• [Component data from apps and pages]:
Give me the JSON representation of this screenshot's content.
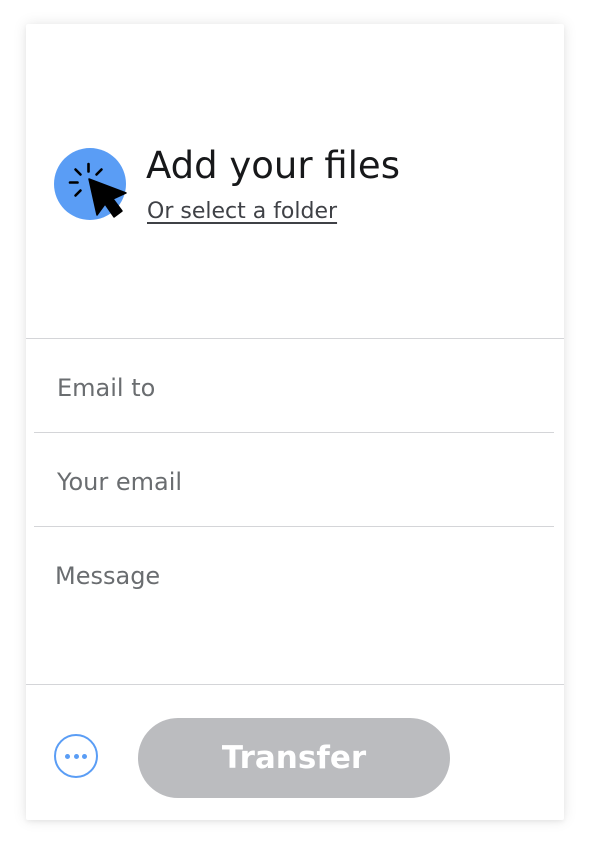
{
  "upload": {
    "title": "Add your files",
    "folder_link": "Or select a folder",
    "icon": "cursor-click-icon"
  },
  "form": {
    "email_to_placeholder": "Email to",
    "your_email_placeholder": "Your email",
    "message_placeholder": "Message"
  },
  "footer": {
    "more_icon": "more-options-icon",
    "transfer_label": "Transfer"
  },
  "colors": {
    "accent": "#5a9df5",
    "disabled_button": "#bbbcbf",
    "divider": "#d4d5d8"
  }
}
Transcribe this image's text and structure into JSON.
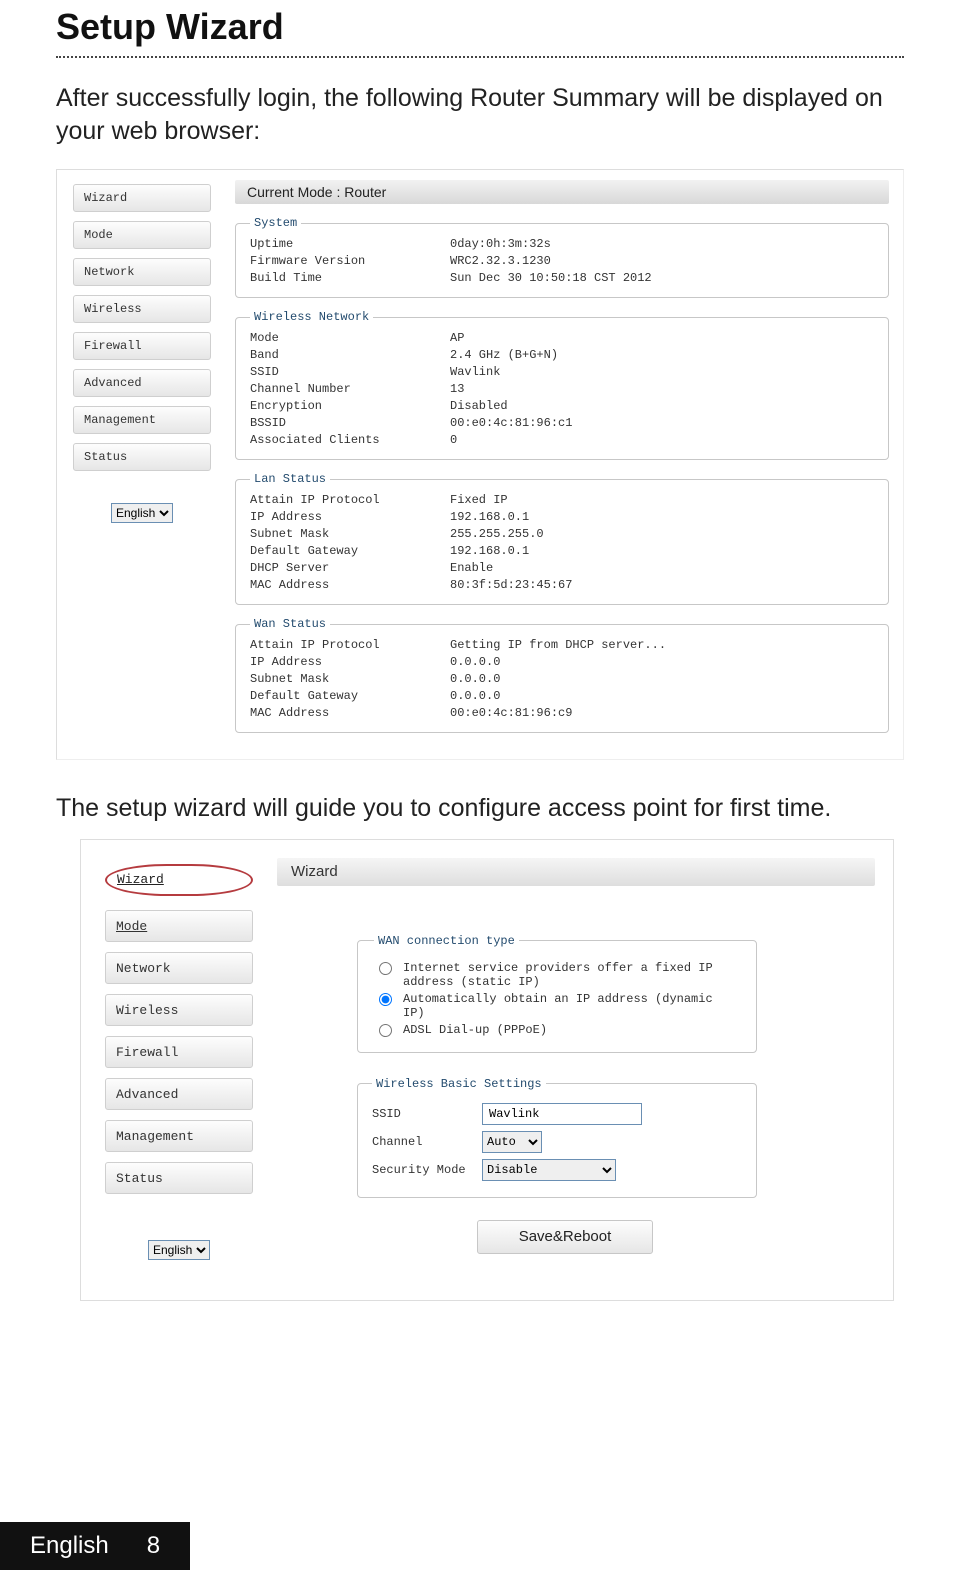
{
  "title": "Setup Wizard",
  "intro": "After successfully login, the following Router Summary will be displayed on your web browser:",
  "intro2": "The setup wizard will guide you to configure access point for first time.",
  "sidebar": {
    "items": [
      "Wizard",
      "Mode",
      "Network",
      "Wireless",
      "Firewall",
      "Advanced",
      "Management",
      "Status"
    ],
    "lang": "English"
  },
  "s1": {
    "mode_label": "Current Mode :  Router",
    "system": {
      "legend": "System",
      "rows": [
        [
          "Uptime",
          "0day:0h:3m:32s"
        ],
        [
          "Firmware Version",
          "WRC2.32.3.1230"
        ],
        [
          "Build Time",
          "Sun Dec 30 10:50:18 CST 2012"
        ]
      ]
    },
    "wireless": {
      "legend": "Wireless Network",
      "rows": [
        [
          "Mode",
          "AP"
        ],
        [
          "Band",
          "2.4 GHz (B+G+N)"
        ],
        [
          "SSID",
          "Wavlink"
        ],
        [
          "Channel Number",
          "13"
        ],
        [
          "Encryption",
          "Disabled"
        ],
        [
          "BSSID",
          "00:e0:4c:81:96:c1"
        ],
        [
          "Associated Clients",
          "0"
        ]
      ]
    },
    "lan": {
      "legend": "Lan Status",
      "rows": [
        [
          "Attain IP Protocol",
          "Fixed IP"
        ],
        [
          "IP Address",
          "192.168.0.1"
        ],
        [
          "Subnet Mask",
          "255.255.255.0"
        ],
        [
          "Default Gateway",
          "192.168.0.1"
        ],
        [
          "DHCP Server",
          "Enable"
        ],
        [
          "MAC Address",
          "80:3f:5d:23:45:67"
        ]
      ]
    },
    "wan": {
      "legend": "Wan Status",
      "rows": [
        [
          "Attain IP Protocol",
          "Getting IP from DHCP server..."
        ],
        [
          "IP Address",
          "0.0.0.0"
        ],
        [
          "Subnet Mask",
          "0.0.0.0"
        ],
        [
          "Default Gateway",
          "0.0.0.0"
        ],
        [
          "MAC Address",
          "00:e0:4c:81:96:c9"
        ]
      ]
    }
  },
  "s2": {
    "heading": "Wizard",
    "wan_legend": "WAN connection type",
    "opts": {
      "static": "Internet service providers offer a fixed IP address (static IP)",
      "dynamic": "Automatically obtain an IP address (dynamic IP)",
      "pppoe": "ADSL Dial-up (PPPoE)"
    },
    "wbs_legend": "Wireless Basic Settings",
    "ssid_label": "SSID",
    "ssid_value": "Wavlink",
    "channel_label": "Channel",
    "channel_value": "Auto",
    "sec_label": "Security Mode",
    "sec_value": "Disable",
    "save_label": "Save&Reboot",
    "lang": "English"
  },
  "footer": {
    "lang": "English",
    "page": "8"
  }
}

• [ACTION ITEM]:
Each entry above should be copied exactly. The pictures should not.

• [RESULT FOR THIS EXERCISE]:
Give me the JSON representation of this screenshot's content.
{
  "upload": {
    "title": "Add your files",
    "folder_link": "Or select a folder",
    "icon": "cursor-click-icon"
  },
  "form": {
    "email_to_placeholder": "Email to",
    "your_email_placeholder": "Your email",
    "message_placeholder": "Message"
  },
  "footer": {
    "more_icon": "more-options-icon",
    "transfer_label": "Transfer"
  },
  "colors": {
    "accent": "#5a9df5",
    "disabled_button": "#bbbcbf",
    "divider": "#d4d5d8"
  }
}
Transcribe this image's text and structure into JSON.
{
  "title": "Setup Wizard",
  "intro": "After successfully login, the following Router Summary will be displayed on your web browser:",
  "intro2": "The setup wizard will guide you to configure access point for first time.",
  "sidebar": {
    "items": [
      "Wizard",
      "Mode",
      "Network",
      "Wireless",
      "Firewall",
      "Advanced",
      "Management",
      "Status"
    ],
    "lang": "English"
  },
  "s1": {
    "mode_label": "Current Mode :  Router",
    "system": {
      "legend": "System",
      "rows": [
        [
          "Uptime",
          "0day:0h:3m:32s"
        ],
        [
          "Firmware Version",
          "WRC2.32.3.1230"
        ],
        [
          "Build Time",
          "Sun Dec 30 10:50:18 CST 2012"
        ]
      ]
    },
    "wireless": {
      "legend": "Wireless Network",
      "rows": [
        [
          "Mode",
          "AP"
        ],
        [
          "Band",
          "2.4 GHz (B+G+N)"
        ],
        [
          "SSID",
          "Wavlink"
        ],
        [
          "Channel Number",
          "13"
        ],
        [
          "Encryption",
          "Disabled"
        ],
        [
          "BSSID",
          "00:e0:4c:81:96:c1"
        ],
        [
          "Associated Clients",
          "0"
        ]
      ]
    },
    "lan": {
      "legend": "Lan Status",
      "rows": [
        [
          "Attain IP Protocol",
          "Fixed IP"
        ],
        [
          "IP Address",
          "192.168.0.1"
        ],
        [
          "Subnet Mask",
          "255.255.255.0"
        ],
        [
          "Default Gateway",
          "192.168.0.1"
        ],
        [
          "DHCP Server",
          "Enable"
        ],
        [
          "MAC Address",
          "80:3f:5d:23:45:67"
        ]
      ]
    },
    "wan": {
      "legend": "Wan Status",
      "rows": [
        [
          "Attain IP Protocol",
          "Getting IP from DHCP server..."
        ],
        [
          "IP Address",
          "0.0.0.0"
        ],
        [
          "Subnet Mask",
          "0.0.0.0"
        ],
        [
          "Default Gateway",
          "0.0.0.0"
        ],
        [
          "MAC Address",
          "00:e0:4c:81:96:c9"
        ]
      ]
    }
  },
  "s2": {
    "heading": "Wizard",
    "wan_legend": "WAN connection type",
    "opts": {
      "static": "Internet service providers offer a fixed IP address (static IP)",
      "dynamic": "Automatically obtain an IP address (dynamic IP)",
      "pppoe": "ADSL Dial-up (PPPoE)"
    },
    "wbs_legend": "Wireless Basic Settings",
    "ssid_label": "SSID",
    "ssid_value": "Wavlink",
    "channel_label": "Channel",
    "channel_value": "Auto",
    "sec_label": "Security Mode",
    "sec_value": "Disable",
    "save_label": "Save&Reboot",
    "lang": "English"
  },
  "footer": {
    "lang": "English",
    "page": "8"
  }
}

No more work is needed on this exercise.